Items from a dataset
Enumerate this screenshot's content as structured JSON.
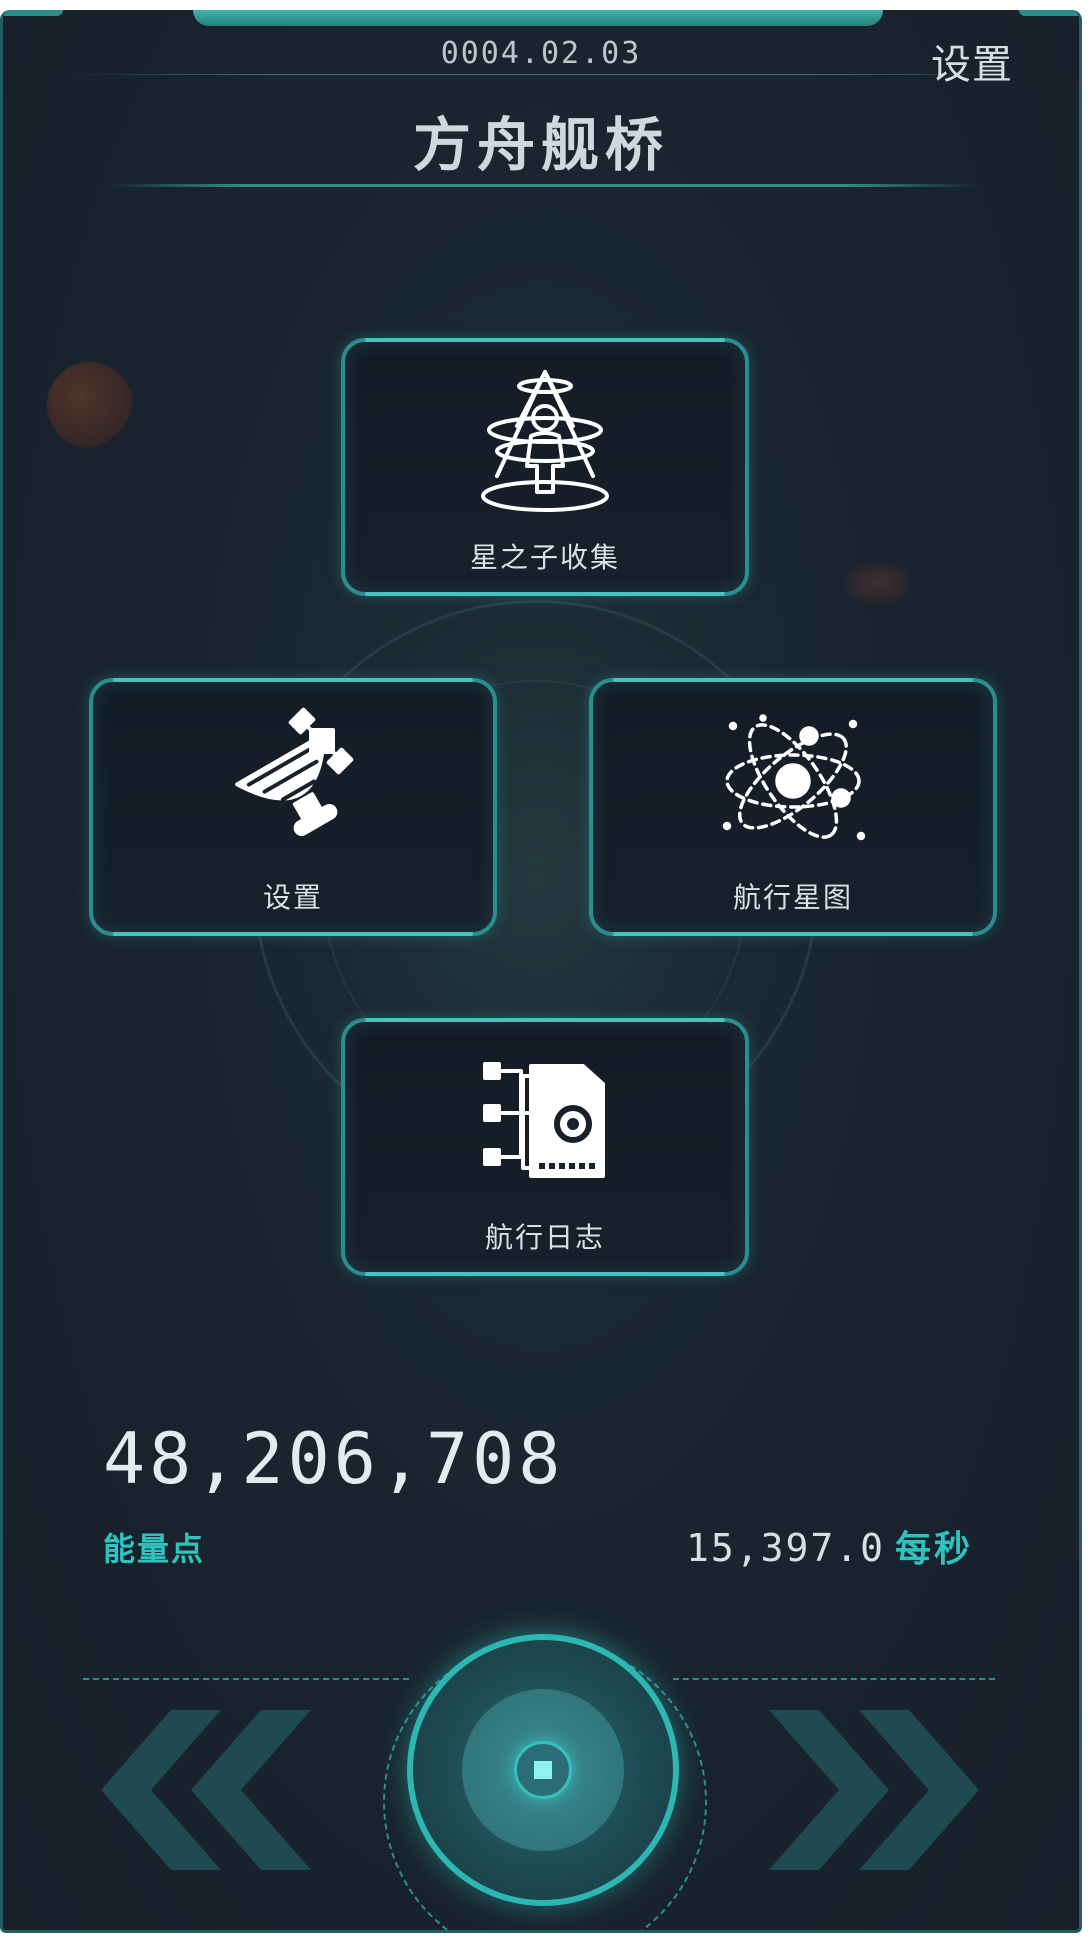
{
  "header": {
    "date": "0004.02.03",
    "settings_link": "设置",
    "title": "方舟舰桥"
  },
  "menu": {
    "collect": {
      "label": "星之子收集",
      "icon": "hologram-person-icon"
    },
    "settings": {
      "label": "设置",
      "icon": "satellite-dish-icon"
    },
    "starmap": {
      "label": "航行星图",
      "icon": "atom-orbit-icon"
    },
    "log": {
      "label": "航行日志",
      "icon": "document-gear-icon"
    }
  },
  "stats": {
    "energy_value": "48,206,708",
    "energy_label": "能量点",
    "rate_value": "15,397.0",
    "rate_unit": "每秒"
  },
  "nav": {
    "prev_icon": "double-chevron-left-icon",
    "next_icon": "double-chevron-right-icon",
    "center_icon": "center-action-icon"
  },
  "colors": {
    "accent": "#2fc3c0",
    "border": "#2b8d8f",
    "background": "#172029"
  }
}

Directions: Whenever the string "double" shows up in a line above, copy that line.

Exercise output:
    "prev_icon": "double-chevron-left-icon",
    "next_icon": "double-chevron-right-icon",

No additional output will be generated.